Yante Maten becomes the primary option now that J.J. Frazier — who seemingly took every big shot for the Bulldogs — has graduated.
Grant Williams emerged as a surprisingly productive freshman last year. He will need to carry the load inside once again.
12. South Carolina
Frank Martin’s Final Four team lost Sindarius Thornwell, Duane Notice and P.J. Dozier. It’s time for big man Chris Silva to step up.
13. Mississippi State
The Bulldogs have the talent to make a move, but Ben Howland has yet to find the right mix in Starkville.
Will Wade’s first season could be rough, but he has already done a good job on the recruiting trail.
Player of the Year: Michael Porter Jr., Missouri
Best Defensive Player: Robert Williams, Texas A&M
Most Underrated Player: Jeff Roberson, Vanderbilt
Newcomer of the Year: Michael Porter Jr., Missouri
ATHLON SPORTS’ ALL-SEC FIRST TEAM
Kevin Knox, Fr., G/F, Kentucky
Yante Maten, Sr., F, Georgia
Michael Porter Jr., Fr., F, Missouri
Robert Williams, So., F, Texas A&M
ATHLON SPORTS’ ALL-SEC SECOND TEAM
Kevaughn Allen, Jr., G, Florida
Hamidou Diallo, Fr., G, Kentucky
Tyler Davis, Jr., C, Texas A&M
P.J. Washington, Fr., F, Kentucky
Quinndary Weatherspoon, Jr., G, Mississippi State
ATHLON SPORTS’ ALL-SEC THIRD TEAM
Terence Davis, Jr., G, Ole Miss
Mustapha Heron, So., G, Auburn

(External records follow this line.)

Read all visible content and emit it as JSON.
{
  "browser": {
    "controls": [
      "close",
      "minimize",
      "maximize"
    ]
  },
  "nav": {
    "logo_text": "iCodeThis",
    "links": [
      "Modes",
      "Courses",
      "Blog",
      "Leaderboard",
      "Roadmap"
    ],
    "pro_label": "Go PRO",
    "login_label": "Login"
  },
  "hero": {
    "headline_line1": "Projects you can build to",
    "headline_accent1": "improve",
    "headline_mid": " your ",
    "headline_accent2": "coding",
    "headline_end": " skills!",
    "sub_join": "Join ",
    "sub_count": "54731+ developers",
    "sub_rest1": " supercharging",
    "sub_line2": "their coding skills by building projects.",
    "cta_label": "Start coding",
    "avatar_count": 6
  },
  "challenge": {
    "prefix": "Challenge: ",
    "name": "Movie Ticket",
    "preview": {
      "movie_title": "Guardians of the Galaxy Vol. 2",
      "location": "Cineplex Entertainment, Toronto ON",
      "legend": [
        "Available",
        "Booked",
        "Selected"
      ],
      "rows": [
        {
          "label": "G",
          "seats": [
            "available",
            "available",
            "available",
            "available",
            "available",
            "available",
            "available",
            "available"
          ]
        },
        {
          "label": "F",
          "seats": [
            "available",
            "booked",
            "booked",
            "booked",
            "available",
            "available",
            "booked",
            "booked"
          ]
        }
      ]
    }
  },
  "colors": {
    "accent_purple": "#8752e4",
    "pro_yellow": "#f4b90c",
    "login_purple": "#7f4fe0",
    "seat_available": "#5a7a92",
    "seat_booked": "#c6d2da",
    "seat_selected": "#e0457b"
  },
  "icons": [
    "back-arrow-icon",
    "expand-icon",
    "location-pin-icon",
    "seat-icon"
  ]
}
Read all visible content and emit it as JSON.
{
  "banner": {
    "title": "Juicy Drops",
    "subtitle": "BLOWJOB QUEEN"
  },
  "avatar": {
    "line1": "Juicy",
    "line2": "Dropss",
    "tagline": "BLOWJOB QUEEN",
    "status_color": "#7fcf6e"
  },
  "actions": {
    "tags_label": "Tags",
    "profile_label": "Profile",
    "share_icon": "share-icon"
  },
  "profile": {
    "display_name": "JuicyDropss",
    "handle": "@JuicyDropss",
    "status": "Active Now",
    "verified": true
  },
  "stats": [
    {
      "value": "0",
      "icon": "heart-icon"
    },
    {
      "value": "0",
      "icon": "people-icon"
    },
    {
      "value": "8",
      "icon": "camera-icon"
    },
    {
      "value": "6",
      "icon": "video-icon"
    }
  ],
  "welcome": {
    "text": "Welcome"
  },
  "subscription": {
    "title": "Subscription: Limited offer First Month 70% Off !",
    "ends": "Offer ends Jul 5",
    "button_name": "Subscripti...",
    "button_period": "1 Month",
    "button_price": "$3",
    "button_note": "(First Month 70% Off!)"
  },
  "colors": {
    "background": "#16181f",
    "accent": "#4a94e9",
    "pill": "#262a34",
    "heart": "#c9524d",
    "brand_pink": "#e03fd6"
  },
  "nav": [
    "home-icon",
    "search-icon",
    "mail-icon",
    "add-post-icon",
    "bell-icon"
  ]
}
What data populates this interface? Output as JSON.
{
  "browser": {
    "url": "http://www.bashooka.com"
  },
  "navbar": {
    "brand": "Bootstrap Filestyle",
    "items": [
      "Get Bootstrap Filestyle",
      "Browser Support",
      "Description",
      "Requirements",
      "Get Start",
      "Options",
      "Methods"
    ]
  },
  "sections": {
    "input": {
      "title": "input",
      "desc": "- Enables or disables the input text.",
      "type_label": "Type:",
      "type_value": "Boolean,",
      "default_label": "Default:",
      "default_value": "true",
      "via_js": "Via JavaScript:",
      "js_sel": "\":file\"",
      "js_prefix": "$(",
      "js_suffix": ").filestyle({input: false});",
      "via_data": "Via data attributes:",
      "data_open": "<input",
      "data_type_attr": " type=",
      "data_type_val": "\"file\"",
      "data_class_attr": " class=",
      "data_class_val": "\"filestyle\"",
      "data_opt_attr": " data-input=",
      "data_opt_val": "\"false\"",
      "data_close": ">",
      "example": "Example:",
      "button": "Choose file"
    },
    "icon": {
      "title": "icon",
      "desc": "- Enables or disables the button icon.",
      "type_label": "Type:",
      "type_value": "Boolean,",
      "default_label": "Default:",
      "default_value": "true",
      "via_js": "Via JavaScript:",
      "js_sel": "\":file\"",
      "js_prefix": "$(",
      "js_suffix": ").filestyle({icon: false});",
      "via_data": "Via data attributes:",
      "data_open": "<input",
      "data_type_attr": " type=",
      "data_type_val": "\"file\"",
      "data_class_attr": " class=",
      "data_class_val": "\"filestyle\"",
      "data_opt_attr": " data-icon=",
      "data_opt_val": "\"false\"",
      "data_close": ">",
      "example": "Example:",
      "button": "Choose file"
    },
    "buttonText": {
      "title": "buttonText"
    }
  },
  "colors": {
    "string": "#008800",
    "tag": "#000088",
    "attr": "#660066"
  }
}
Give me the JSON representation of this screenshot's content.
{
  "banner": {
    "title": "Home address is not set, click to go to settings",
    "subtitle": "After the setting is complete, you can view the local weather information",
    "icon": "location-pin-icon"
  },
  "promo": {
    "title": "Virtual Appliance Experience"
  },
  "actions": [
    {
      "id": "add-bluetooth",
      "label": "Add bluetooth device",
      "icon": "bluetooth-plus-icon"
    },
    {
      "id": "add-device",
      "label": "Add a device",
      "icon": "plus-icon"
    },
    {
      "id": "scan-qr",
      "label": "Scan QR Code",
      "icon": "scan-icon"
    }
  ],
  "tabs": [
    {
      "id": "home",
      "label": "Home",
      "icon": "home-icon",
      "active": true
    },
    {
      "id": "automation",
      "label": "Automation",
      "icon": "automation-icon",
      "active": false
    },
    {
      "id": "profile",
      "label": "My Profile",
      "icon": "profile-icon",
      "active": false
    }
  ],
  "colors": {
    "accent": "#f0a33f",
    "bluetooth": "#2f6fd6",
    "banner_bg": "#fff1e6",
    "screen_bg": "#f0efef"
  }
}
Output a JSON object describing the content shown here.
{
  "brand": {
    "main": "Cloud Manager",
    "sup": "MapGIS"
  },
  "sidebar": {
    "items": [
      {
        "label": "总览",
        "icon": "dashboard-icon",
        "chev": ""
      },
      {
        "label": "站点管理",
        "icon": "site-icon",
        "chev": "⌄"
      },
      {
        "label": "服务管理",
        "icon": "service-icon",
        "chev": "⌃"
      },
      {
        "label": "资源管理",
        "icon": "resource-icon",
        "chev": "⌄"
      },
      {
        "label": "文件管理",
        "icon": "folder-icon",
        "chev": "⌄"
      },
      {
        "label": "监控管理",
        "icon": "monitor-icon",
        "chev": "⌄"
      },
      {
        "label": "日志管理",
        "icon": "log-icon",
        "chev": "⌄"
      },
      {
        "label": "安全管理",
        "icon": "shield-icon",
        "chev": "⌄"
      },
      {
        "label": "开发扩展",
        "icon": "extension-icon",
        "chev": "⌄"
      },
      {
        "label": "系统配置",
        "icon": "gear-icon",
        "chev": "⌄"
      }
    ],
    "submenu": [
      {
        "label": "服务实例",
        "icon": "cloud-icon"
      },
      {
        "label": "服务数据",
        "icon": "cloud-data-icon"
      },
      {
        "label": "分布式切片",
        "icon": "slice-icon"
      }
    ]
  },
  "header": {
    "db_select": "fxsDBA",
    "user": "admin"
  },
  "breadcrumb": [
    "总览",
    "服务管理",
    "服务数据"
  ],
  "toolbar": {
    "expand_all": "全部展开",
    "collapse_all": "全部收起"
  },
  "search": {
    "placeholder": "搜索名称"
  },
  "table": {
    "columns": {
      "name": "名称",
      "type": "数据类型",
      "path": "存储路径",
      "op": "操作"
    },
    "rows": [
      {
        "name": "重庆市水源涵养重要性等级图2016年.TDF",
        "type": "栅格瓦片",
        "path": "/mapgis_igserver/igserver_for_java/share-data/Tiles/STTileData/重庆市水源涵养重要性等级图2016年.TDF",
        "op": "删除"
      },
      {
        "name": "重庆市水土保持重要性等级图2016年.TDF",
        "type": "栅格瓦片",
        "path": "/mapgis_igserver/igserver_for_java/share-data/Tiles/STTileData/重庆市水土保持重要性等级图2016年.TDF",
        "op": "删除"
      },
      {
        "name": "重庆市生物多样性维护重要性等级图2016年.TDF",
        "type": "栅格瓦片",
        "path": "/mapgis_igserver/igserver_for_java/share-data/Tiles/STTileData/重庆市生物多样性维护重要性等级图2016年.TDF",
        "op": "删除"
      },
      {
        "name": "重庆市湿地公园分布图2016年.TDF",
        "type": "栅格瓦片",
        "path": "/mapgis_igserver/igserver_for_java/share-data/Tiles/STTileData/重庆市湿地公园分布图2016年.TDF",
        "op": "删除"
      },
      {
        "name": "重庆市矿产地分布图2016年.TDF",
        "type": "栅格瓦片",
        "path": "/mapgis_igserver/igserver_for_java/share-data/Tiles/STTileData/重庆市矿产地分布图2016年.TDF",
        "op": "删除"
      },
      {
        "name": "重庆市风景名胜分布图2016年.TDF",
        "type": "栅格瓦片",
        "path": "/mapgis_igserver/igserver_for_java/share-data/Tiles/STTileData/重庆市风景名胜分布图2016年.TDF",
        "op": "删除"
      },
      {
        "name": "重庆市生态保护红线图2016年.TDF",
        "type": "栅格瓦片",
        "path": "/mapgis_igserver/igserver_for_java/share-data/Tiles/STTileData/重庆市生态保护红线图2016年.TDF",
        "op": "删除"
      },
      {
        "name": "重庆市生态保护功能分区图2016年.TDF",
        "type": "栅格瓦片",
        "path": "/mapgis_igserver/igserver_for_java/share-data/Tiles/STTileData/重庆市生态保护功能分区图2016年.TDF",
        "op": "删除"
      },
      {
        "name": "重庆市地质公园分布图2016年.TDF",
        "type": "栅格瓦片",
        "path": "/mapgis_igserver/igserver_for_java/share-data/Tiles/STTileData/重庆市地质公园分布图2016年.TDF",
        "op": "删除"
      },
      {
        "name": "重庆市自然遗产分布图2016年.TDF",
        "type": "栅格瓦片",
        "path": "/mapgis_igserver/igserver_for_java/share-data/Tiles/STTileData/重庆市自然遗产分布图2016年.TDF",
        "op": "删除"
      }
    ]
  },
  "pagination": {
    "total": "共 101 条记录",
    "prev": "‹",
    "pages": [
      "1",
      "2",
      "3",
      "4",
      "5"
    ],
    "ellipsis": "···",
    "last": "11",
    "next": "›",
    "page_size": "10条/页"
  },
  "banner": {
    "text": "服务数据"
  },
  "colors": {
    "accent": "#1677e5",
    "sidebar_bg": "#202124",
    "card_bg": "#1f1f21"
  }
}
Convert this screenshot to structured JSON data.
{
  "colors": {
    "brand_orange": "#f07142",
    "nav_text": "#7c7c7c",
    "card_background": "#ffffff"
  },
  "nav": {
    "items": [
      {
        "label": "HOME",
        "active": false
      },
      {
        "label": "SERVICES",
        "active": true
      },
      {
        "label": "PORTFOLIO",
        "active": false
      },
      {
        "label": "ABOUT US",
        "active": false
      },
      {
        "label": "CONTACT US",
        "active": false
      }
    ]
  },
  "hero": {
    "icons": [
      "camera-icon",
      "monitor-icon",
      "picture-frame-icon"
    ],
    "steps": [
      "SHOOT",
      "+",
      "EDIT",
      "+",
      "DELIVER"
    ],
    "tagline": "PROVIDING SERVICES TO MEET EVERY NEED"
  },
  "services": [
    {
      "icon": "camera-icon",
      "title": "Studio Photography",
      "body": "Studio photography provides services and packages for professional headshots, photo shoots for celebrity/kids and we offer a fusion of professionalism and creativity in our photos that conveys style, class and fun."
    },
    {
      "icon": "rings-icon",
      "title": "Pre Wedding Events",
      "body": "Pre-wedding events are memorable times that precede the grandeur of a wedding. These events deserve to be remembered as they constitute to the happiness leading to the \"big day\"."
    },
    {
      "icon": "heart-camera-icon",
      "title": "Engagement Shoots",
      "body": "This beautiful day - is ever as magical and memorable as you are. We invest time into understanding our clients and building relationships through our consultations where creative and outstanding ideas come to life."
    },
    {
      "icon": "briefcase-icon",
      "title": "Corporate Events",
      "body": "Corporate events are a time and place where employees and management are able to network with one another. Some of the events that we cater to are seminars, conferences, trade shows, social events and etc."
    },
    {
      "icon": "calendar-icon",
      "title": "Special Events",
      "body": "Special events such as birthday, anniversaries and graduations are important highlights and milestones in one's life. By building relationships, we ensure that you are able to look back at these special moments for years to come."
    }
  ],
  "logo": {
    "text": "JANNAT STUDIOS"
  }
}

Braxton Key, So., G/F, Alabama
Austin Wiley, So., C, Auburn
Grant Williams, So., F, Tennessee